Solow to remain in Europe after Sussex win
A stalking second behind lone speed Arod, Solow had to work a bit to reel in the front runner late in the one-mile contest. Under Maxime Guyon, he did just that to edge clear by a half-length.
"He is easy to ride. He doesn't pull," Guyon said. "After he uses his turn of foot, he stops a little bit, which is why he doesn't win easy, but he's really good."
A heavy 2-5 favorite in the market after dual classic winner Gleneagles was taken out of the Sussex at declaration time Monday, Solow has now won four Group 1s in a row. A scintillating win in the Dubai Turf (G1) at Meydan in late March was followed by scores in the Prix d'Ispahan (G1) at Longchamp and the Queen Anne (G1) at Royal Ascot.

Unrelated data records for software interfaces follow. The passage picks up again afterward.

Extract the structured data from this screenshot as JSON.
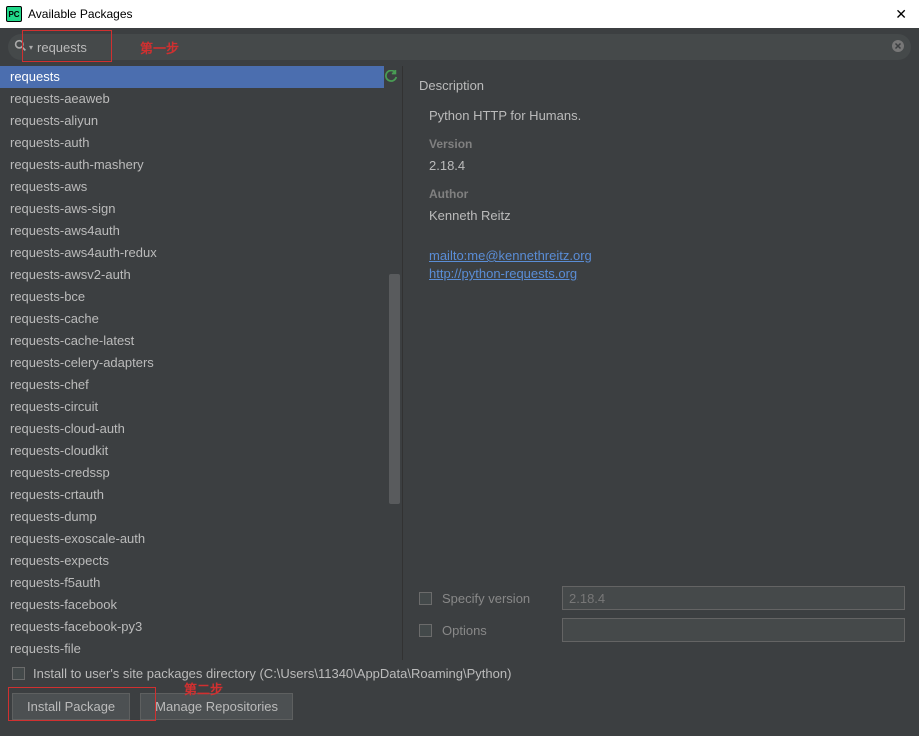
{
  "window": {
    "title": "Available Packages"
  },
  "annotations": {
    "step1": "第一步",
    "step2": "第二步"
  },
  "search": {
    "value": "requests"
  },
  "packages": {
    "items": [
      "requests",
      "requests-aeaweb",
      "requests-aliyun",
      "requests-auth",
      "requests-auth-mashery",
      "requests-aws",
      "requests-aws-sign",
      "requests-aws4auth",
      "requests-aws4auth-redux",
      "requests-awsv2-auth",
      "requests-bce",
      "requests-cache",
      "requests-cache-latest",
      "requests-celery-adapters",
      "requests-chef",
      "requests-circuit",
      "requests-cloud-auth",
      "requests-cloudkit",
      "requests-credssp",
      "requests-crtauth",
      "requests-dump",
      "requests-exoscale-auth",
      "requests-expects",
      "requests-f5auth",
      "requests-facebook",
      "requests-facebook-py3",
      "requests-file"
    ],
    "selectedIndex": 0
  },
  "details": {
    "headingDescription": "Description",
    "description": "Python HTTP for Humans.",
    "labelVersion": "Version",
    "version": "2.18.4",
    "labelAuthor": "Author",
    "author": "Kenneth Reitz",
    "links": [
      "mailto:me@kennethreitz.org",
      "http://python-requests.org"
    ]
  },
  "options": {
    "specifyVersionLabel": "Specify version",
    "specifyVersionValue": "2.18.4",
    "optionsLabel": "Options",
    "optionsValue": ""
  },
  "bottom": {
    "installToUserSite": "Install to user's site packages directory (C:\\Users\\11340\\AppData\\Roaming\\Python)",
    "installPackage": "Install Package",
    "manageRepositories": "Manage Repositories"
  }
}
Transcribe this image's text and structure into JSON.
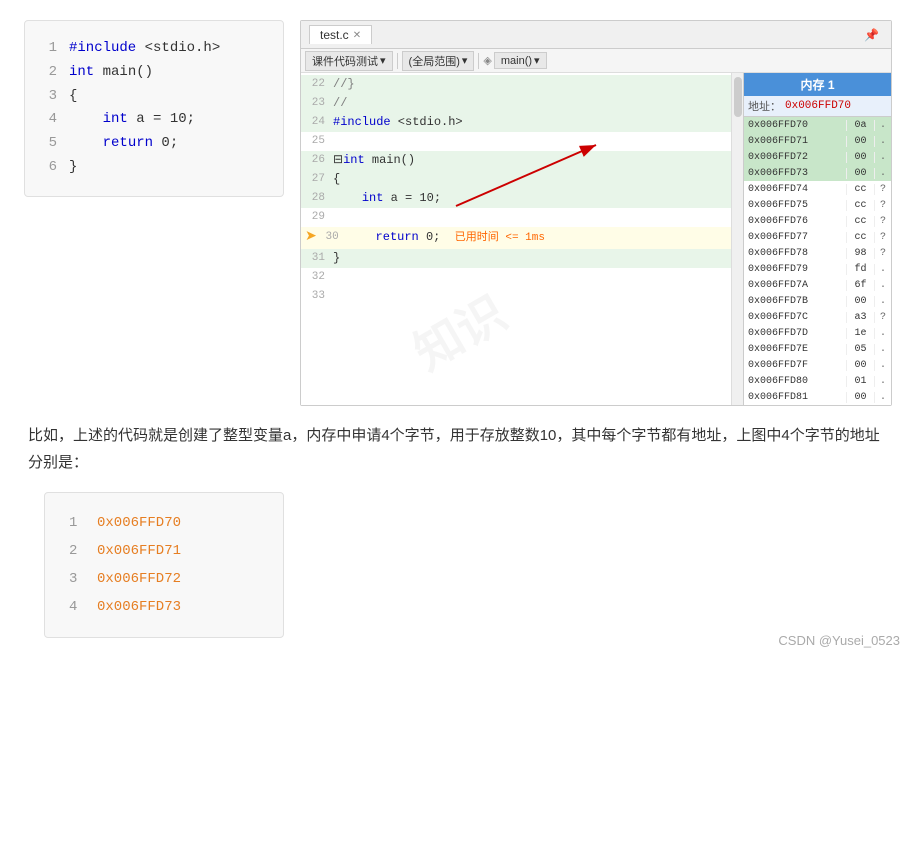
{
  "watermark": "知识",
  "left_code": {
    "lines": [
      {
        "ln": "1",
        "content": "#include <stdio.h>",
        "type": "include"
      },
      {
        "ln": "2",
        "content": "int main()",
        "type": "normal"
      },
      {
        "ln": "3",
        "content": "{",
        "type": "normal"
      },
      {
        "ln": "4",
        "content": "    int a = 10;",
        "type": "normal"
      },
      {
        "ln": "5",
        "content": "    return 0;",
        "type": "normal"
      },
      {
        "ln": "6",
        "content": "}",
        "type": "normal"
      }
    ]
  },
  "ide": {
    "tab_label": "test.c",
    "toolbar": {
      "btn1": "课件代码测试",
      "btn2": "(全局范围)",
      "btn3": "main()"
    },
    "editor_lines": [
      {
        "ln": "22",
        "content": "//}",
        "highlighted": true
      },
      {
        "ln": "23",
        "content": "//",
        "highlighted": true
      },
      {
        "ln": "24",
        "content": "#include <stdio.h>",
        "highlighted": true
      },
      {
        "ln": "25",
        "content": "",
        "highlighted": false
      },
      {
        "ln": "26",
        "content": "int main()",
        "highlighted": true,
        "has_expand": true
      },
      {
        "ln": "27",
        "content": "{",
        "highlighted": true
      },
      {
        "ln": "28",
        "content": "    int a = 10;",
        "highlighted": true
      },
      {
        "ln": "29",
        "content": "",
        "highlighted": false
      },
      {
        "ln": "30",
        "content": "    return 0;  已用时间 <= 1ms",
        "highlighted": false,
        "is_current": true,
        "has_arrow": true
      },
      {
        "ln": "31",
        "content": "}",
        "highlighted": true
      },
      {
        "ln": "32",
        "content": "",
        "highlighted": false
      },
      {
        "ln": "33",
        "content": "",
        "highlighted": false
      }
    ]
  },
  "memory": {
    "title": "内存 1",
    "address_label": "地址：",
    "address_value": "0x006FFD70",
    "rows": [
      {
        "addr": "0x006FFD70",
        "val": "0a",
        "char": ".",
        "highlighted": true
      },
      {
        "addr": "0x006FFD71",
        "val": "00",
        "char": ".",
        "highlighted": true
      },
      {
        "addr": "0x006FFD72",
        "val": "00",
        "char": ".",
        "highlighted": true
      },
      {
        "addr": "0x006FFD73",
        "val": "00",
        "char": ".",
        "highlighted": true
      },
      {
        "addr": "0x006FFD74",
        "val": "cc",
        "char": "?",
        "highlighted": false
      },
      {
        "addr": "0x006FFD75",
        "val": "cc",
        "char": "?",
        "highlighted": false
      },
      {
        "addr": "0x006FFD76",
        "val": "cc",
        "char": "?",
        "highlighted": false
      },
      {
        "addr": "0x006FFD77",
        "val": "cc",
        "char": "?",
        "highlighted": false
      },
      {
        "addr": "0x006FFD78",
        "val": "98",
        "char": "?",
        "highlighted": false
      },
      {
        "addr": "0x006FFD79",
        "val": "fd",
        "char": ".",
        "highlighted": false
      },
      {
        "addr": "0x006FFD7A",
        "val": "6f",
        "char": ".",
        "highlighted": false
      },
      {
        "addr": "0x006FFD7B",
        "val": "00",
        "char": ".",
        "highlighted": false
      },
      {
        "addr": "0x006FFD7C",
        "val": "a3",
        "char": "?",
        "highlighted": false
      },
      {
        "addr": "0x006FFD7D",
        "val": "1e",
        "char": ".",
        "highlighted": false
      },
      {
        "addr": "0x006FFD7E",
        "val": "05",
        "char": ".",
        "highlighted": false
      },
      {
        "addr": "0x006FFD7F",
        "val": "00",
        "char": ".",
        "highlighted": false
      },
      {
        "addr": "0x006FFD80",
        "val": "01",
        "char": ".",
        "highlighted": false
      },
      {
        "addr": "0x006FFD81",
        "val": "00",
        "char": ".",
        "highlighted": false
      }
    ]
  },
  "description": "比如，上述的代码就是创建了整型变量a，内存中申请4个字节，用于存放整数10，其中每个字节都有地址，上图中4个字节的地址分别是：",
  "addresses": [
    {
      "ln": "1",
      "val": "0x006FFD70"
    },
    {
      "ln": "2",
      "val": "0x006FFD71"
    },
    {
      "ln": "3",
      "val": "0x006FFD72"
    },
    {
      "ln": "4",
      "val": "0x006FFD73"
    }
  ],
  "footer": "CSDN  @Yusei_0523"
}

"Maxime said that he was always confident that he was going to win but I wasn't certain," Head said. "The rest developed into a bit of sprint, they didn't go a fast pace, so the winning distance was never going to be huge -- that's why he won by half a length."
The Sussex was a "Win and You're In" prep for the Breeders' Cup Mile (G1), but Head, who won the Mile twice aboard Miesque and trained Goldikova to three wins in the race, was never been too keen on the idea of bringing Solow over for it. His wins this year have come at either nine furlongs or over stiff miles at Ascot and Goodwood, and he wouldn't find anything approaching the latter at Keeneland.
Head pretty much ruled out any trip to America with Solow following the Sussex, saying he has but one race left on his agenda this year.
"Solow's next race will be in the Queen Elizabeth II (G1) at Ascot [on October 17] and the softer the better for him," he said. "I don't think he'll run before and he'll have a well-deserved vacation afterwards."
Arod, exiting wins in the Diomed (G3) at Epsom and Summer Mile (G2) at Ascot, nearly pulled off the upset over ground that had pretty much dried and quickened following rains in the area late last week at at the weekend. The front end certainly wasn't a bad place to be as the course firmed up Wednesday, with Arod running a good one and Sands of Fortune leading throughout in a 2 5/8-mile handicap in the day's opener.
Arod is also likely to take a pass on the Breeders' Cup Mile, with the Prix du Moulin (G1) at Longchamp in September serving as a possible tune-up for the Cox Plate (G1) at Moonee Valley in Australia the following month.
"The Breeders' Cup is at Keeneland this year, but although he does go round a turn I think that would almost be too tight a track," trainer Peter Chapple-Hyam said. "He's well-balanced but he is a long-striding horse."
It was the uncertainty of course conditions that prompted Aidan O'Brien to pull Gleneagles from Sussex consideration, denying Goodwood race goers an opportunity to see an epic showdown between him and Solow. While the removal of Gleneagles now seems premature in retrospect given how the ground dried out, it does raise the tantalizing possibility that Europe's best three-year-old miler could meet the continent's best three-year-old middle-distance performer, Golden Horn, in next month's Juddmonte International (G1) at York.
(Solow photo courtesy of QIPCO British Champions Series Twitter feed)